Fall Down Seven Times - Get Up Eight

In August of 1521 Martin Luther wrote a letter to his friend, Philip Melanchthon, and near the end of the letter he wrote these now famous words: “Pecca Fortiter, sed forties fide et gaude in Christ”—“Sin boldly, but believe and rejoice in Christ even more boldly!”


Luther’s words have often been misunderstood as granting permission to sin or encouraging people to sin, but I’d like to suggest another view which perhaps can help all of us deal with our daily struggles with temptation, failure, disappointment, or despair.


Who hasn’t experienced the disappointment of trying to move forward only to fall back? Of trying to keep a promise only to forget? Of trying to overcome only to give in? Of trying to do what’s right, think what’s right, and follow what’s right only to fail? We all have.


When we experience these disappointments, set backs and failures, we tend to slip into one of two patterns. First, we enter into what Dietrich Bonhoeffer called a “cheap grace,” where we dismiss our sin in light of God’s grace with no inner transformation. This is a “boys-will-be-boys” mentality of accepting our sin as an outflow of our human nature. The Apostle Paul described this tolerance of sin in Romans 6 when he wrote, “What shall we say then? Are we to continue in sin that grace may abound?” And Paul responds with an emphatic, “By no means! How can we who died to sin still live in it?” (Romans 6:1). This first pattern is one of flippancy toward sin where we dismiss it and continue to repeat the cycle of sin, brief regret, quick prayer, moving on, back to sin, brief regret, etc. The problem is the cycle goes unbroken, and we do not experience the transforming power of the gospel of Jesus Christ.

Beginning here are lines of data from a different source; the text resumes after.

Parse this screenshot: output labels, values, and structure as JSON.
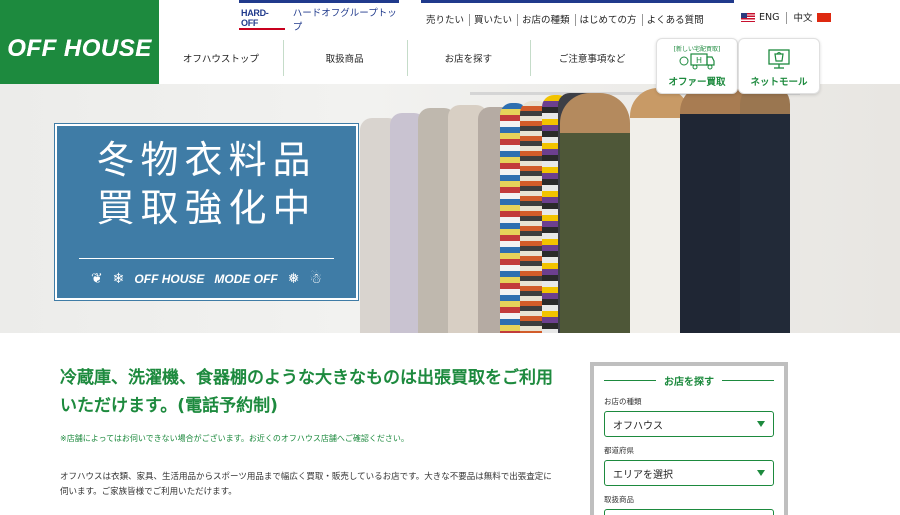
{
  "logo": {
    "text": "OFF HOUSE"
  },
  "util": {
    "hardoff_badge": "HARD-OFF",
    "hardoff_link": "ハードオフグループトップ",
    "links": [
      "売りたい",
      "買いたい",
      "お店の種類",
      "はじめての方",
      "よくある質問"
    ],
    "lang_en": "ENG",
    "lang_zh": "中文"
  },
  "nav": [
    "オフハウストップ",
    "取扱商品",
    "お店を探す",
    "ご注意事項など"
  ],
  "side": {
    "offer_top": "[新しい宅配買取]",
    "offer_label": "オファー買取",
    "net_label": "ネットモール"
  },
  "hero": {
    "line1": "冬物衣料品",
    "line2": "買取強化中",
    "brand1": "OFF HOUSE",
    "brand2": "MODE OFF"
  },
  "content": {
    "headline": "冷蔵庫、洗濯機、食器棚のような大きなものは出張買取をご利用いただけます。(電話予約制)",
    "note": "※店舗によってはお伺いできない場合がございます。お近くのオフハウス店舗へご確認ください。",
    "body": "オフハウスは衣類、家具、生活用品からスポーツ用品まで幅広く買取・販売しているお店です。大きな不要品は無料で出張査定に伺います。ご家族皆様でご利用いただけます。"
  },
  "finder": {
    "title": "お店を探す",
    "label_type": "お店の種類",
    "value_type": "オフハウス",
    "label_pref": "都道府県",
    "value_pref": "エリアを選択",
    "label_goods": "取扱商品"
  },
  "colors": {
    "brand_green": "#1d8a3e",
    "hero_blue": "#3f7ca6",
    "hardoff_navy": "#203a8c"
  }
}
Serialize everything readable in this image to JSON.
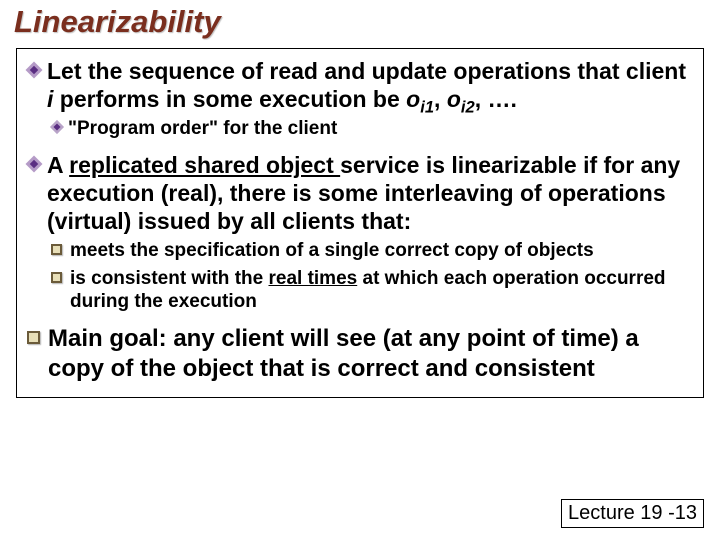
{
  "title": "Linearizability",
  "b1": {
    "line1_pre": "Let the sequence of read and update operations that client ",
    "line1_i": "i",
    "line1_mid": " performs in some execution be ",
    "op1_o": "o",
    "op1_sub": "i1",
    "comma1": ", ",
    "op2_o": "o",
    "op2_sub": "i2",
    "tail": ", …."
  },
  "b1s": "\"Program order\" for the client",
  "b2": {
    "pre": "A ",
    "ul": "replicated shared object ",
    "mid1": "service is ",
    "lin": "linearizable",
    "rest": " if for any execution (real), there is some interleaving of operations (virtual) issued by all clients that:"
  },
  "b2a": "meets the specification of a single correct copy of objects",
  "b2b": {
    "pre": "is consistent with the ",
    "ul": "real times",
    "post": " at which each operation occurred during the execution"
  },
  "b3": "Main goal: any client will see (at any point of time) a copy of the object that is correct and consistent",
  "footer": "Lecture 19 -13"
}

The other pattern is where we are overwhelmed with guilt and shame and withdraw to a defeatist mentality. We either become a legalist where we hide behind a mask of pseudo-righteousness while struggling with guilt underneath, or we develop spiritual stage fright, where we hide behind our anxieties of “what-ifs” and fail to step out with bold obedience. As is the case with those who follow the “cheap grace” pattern, the legalists attempt to overcome their sin patterns by external means rather than the transforming power of the gospel of Jesus Christ.


I believe the words of Martin Luther are helpful to us in whichever pattern we find ourselves. Following Jesus is a call for us to die to self and be reborn with the power of His indwelling Spirit (Mark 8:34; Romans 8:1-2). We are being transformed into the likeness of Jesus Christ (Romans 8:29). “Therefore, if anyone is in Christ, he is a new creation. The old has passed away; behold, the new has come. All this is from God…” (2 Corinthians 5:17-18a). In other words, we cannot do it on our own. We cannot overcome our sins in our own strength and power. Therefore, we live our lives boldly in the transforming power of God’s grace. We don’t walk in fear of failure but in the love of Jesus Christ.


Martin Luther’s words are not given as a license to sin but to stop living in the fear of sinning. I’ve never walked a tightrope strung across two high rises, but I imagine that the person doing so must focus on the destination rather than on what lies below. If we live our lives thinking most about not sinning, we most likely find ourselves in the disappointing posture of sinning. It’s when we live our lives thinking most about the love of Jesus Christ that we find ourselves on His path of righteousness.


And when you do fall, because you will fall, get up, turn from sin and shame, live in the power of the gospel of Jesus Christ, and refocus your life on Him. An old proverb says, “Fall seven times, stand up eight.” As long as you keep getting up, you’re not failing. Don’t be anxious about sinning, but rejoice in Christ.

12...243244245246247248249250251252 ... 272273